### WHAT YOU ARE ASKED TO DO
Across the listing, tally the lines in which the word "注册证编号" occurs, then report the tally alone.

### GIVEN INFORMATION

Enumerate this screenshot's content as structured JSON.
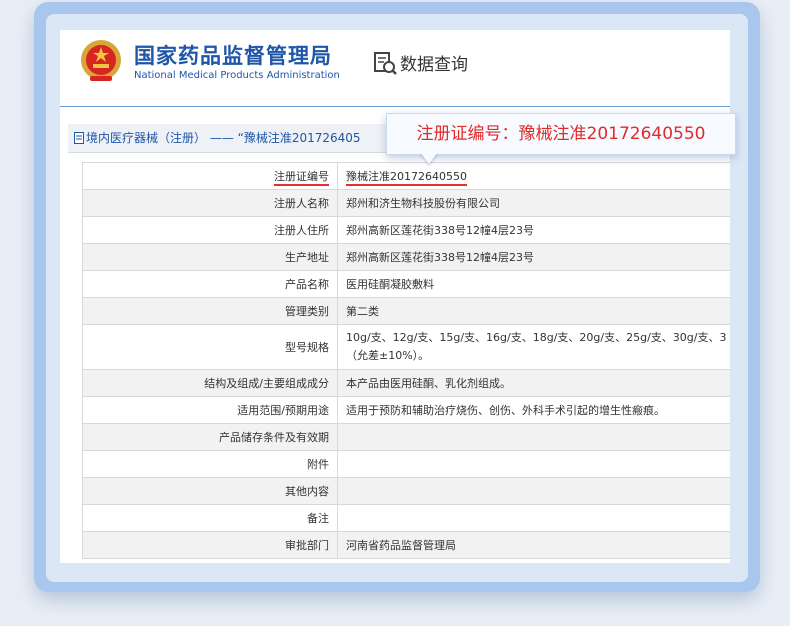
{
  "header": {
    "org_name_cn": "国家药品监督管理局",
    "org_name_en": "National Medical Products Administration",
    "query_label": "数据查询"
  },
  "breadcrumb": {
    "text": "境内医疗器械（注册） —— “豫械注准201726405"
  },
  "callout": {
    "text": "注册证编号：豫械注准20172640550"
  },
  "rows": [
    {
      "label": "注册证编号",
      "value": "豫械注准20172640550"
    },
    {
      "label": "注册人名称",
      "value": "郑州和济生物科技股份有限公司"
    },
    {
      "label": "注册人住所",
      "value": "郑州高新区莲花街338号12幢4层23号"
    },
    {
      "label": "生产地址",
      "value": "郑州高新区莲花街338号12幢4层23号"
    },
    {
      "label": "产品名称",
      "value": "医用硅酮凝胶敷料"
    },
    {
      "label": "管理类别",
      "value": "第二类"
    },
    {
      "label": "型号规格",
      "value": "10g/支、12g/支、15g/支、16g/支、18g/支、20g/支、25g/支、30g/支、3",
      "value2": "（允差±10%）。"
    },
    {
      "label": "结构及组成/主要组成成分",
      "value": "本产品由医用硅酮、乳化剂组成。"
    },
    {
      "label": "适用范围/预期用途",
      "value": "适用于预防和辅助治疗烧伤、创伤、外科手术引起的增生性瘢痕。"
    },
    {
      "label": "产品储存条件及有效期",
      "value": ""
    },
    {
      "label": "附件",
      "value": ""
    },
    {
      "label": "其他内容",
      "value": ""
    },
    {
      "label": "备注",
      "value": ""
    },
    {
      "label": "审批部门",
      "value": "河南省药品监督管理局"
    }
  ],
  "colors": {
    "brand_blue": "#1f56a7",
    "highlight_red": "#e02b2b",
    "frame_blue": "#a9c6ef"
  },
  "icons": [
    "national-emblem-icon",
    "query-doc-icon",
    "document-icon"
  ]
}
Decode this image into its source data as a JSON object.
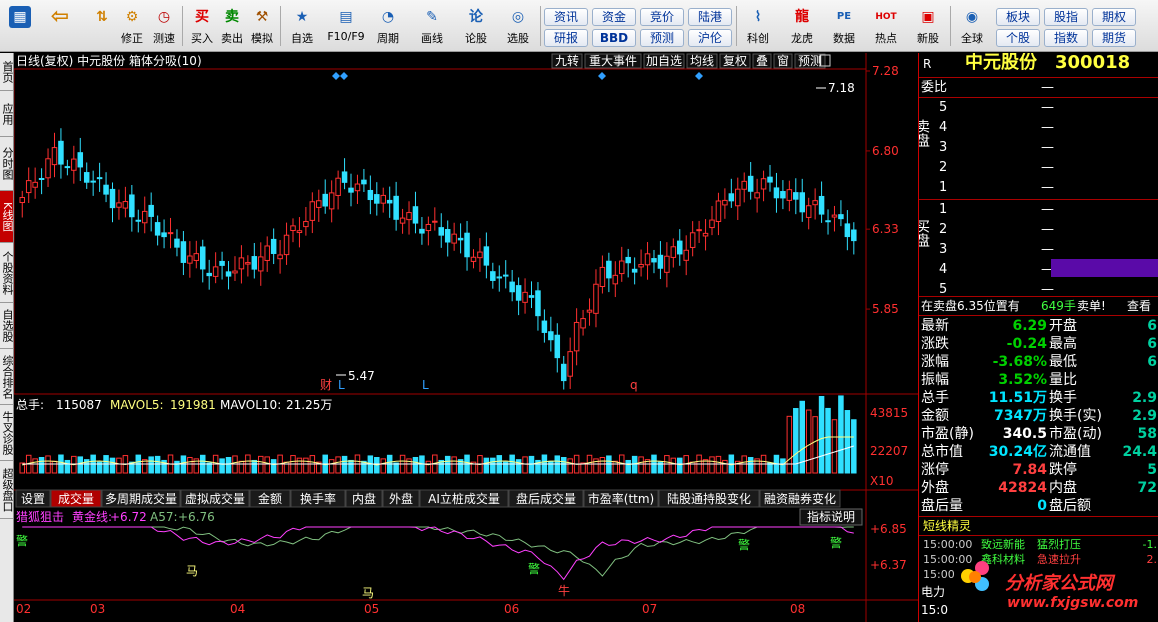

### RESPONSE
2